It seems that the monumental snowfall highlighted some land features of New England, including its longest river, one of the largest manmade reservoirs in the United States (Quabbin), and the scar of a vicious tornado.
EarthSky published a map of snowfall totals compiled by the National Weather Service Hydrometeorological Prediction Center. About 35 to 40 million Americans live within that snowy bullseye.
Finally, our colleague Jeff Schmaltz on the LANCE/MODIS Rapid Response team noticed that while the skies cleared over New England and the Canadian Maritimes on February 10, cloud streets lined up offshore.
Cloud streets form when cold air moves over warmer waters, while a warmer air layer (or temperature inversion) rests over the top of both. Read more here from my fellow Earth Observatory writer Adam Voiland.
By the way, I am not buying into this idea of naming winter storms. I certainly won’t let it spoil my fondness for Nemo, both the movie and book characters. How do you feel about this idea of naming winter storms?
Each month, Earth Observatory offers up a puzzling satellite image here on Earth Matters. The ninth puzzler is above. Your challenge is to use the comments section to tell us what part of the world we’re looking at, when the image was acquired, and why the scene is interesting.
How to answer. Your answer can be a few words or several paragraphs. (Try to keep it shorter than 300 words). You might simply tell us what part of the world an image shows. Or you can dig deeper and explain what satellite and instrument produced the image, what spectral bands were used to create it, or what is compelling about some obscure speck in the far corner of an image. If you think something is interesting or noteworthy, tell us about it.
The prize. We can’t offer prize money for being the first to respond or for digging up the most interesting kernels of information. But, we can promise you credit and glory (well, maybe just credit). Roughly one week after a puzzler image appears on this blog, we will post an annotated and captioned version as our Image of the Day. In the credits, we’ll acknowledge the person who was first to correctly ID the image. We’ll also recognize people who offer the most interesting tidbits of information.
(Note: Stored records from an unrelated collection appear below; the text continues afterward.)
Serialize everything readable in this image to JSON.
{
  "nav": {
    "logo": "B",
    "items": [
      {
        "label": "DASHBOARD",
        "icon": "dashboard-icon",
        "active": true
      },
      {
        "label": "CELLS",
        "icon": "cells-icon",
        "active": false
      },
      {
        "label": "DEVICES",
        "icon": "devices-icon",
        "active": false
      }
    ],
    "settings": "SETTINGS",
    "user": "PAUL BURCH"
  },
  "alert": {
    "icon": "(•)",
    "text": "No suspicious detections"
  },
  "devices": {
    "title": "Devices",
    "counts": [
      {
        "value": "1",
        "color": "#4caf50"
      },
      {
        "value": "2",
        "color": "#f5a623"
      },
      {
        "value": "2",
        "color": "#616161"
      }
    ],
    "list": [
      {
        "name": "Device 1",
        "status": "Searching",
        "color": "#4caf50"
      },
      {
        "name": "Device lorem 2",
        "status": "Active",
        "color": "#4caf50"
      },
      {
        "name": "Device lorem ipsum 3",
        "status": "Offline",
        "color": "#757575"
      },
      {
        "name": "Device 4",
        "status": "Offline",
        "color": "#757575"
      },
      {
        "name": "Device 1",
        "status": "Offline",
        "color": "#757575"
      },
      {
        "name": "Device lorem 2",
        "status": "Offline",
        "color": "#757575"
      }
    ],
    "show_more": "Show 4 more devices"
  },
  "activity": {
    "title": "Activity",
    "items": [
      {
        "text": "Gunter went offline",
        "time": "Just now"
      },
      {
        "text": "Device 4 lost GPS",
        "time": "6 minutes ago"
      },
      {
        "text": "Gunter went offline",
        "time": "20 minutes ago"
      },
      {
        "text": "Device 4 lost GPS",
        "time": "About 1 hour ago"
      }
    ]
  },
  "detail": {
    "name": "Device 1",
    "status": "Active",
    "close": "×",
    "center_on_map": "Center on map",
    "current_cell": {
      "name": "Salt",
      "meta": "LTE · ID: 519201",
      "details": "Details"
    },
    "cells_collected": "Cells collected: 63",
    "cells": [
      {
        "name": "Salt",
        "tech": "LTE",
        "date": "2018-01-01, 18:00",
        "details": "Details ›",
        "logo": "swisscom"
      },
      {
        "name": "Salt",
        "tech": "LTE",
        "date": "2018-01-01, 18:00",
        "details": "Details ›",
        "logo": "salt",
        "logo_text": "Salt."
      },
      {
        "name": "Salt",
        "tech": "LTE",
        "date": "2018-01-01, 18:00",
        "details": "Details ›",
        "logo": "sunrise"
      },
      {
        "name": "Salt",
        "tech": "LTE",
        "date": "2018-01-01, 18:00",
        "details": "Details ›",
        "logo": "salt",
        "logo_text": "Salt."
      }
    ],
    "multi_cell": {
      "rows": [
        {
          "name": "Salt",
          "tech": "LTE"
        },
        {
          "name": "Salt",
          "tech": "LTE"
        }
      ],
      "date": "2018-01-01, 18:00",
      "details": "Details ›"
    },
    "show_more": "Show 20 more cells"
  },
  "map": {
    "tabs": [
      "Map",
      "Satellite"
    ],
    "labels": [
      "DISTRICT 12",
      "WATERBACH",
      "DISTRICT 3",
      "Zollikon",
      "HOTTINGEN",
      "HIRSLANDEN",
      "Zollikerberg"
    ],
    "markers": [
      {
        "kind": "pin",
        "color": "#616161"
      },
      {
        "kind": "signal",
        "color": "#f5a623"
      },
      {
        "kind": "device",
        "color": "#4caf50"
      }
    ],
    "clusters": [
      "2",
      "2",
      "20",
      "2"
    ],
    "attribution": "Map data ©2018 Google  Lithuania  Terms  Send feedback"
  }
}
Please include your preferred name or alias with your comment. If you work for an institution that you want us to recognize, please mention that as well.
Recent winners. If you’ve won the puzzler in the last few months, please sit on your hands for at least a few days to give others a chance to play.
Many wildfires burn unnoticed in remote forests and grasslands, far from major population centers. Satellites detect the majority of them, but in many cases, images of the fire from the ground are scarce.
Not so for an Australian bushfire in January 2013 that passed through the campus of Siding Spring Observatory in New South Wales. The world-class astronomy facility houses numerous powerful telescopes. They’re designed to peer out into space, but webcams on a few of the telescopes captured remarkable images of smoke billowing and flames blazing. See, for instance, the all-sky view from the MOPRA SkyCam shown above.
Other webcams around the observatory were also capturing images as the fire raged nearby. The video below, a time lapse of webcams compiled by Las Cumbres Observatory Education Director Edward Gomez, offers a remarkable perspective on the blaze. For more, on-the-ground coverage of the fire, see the Astropixie blog.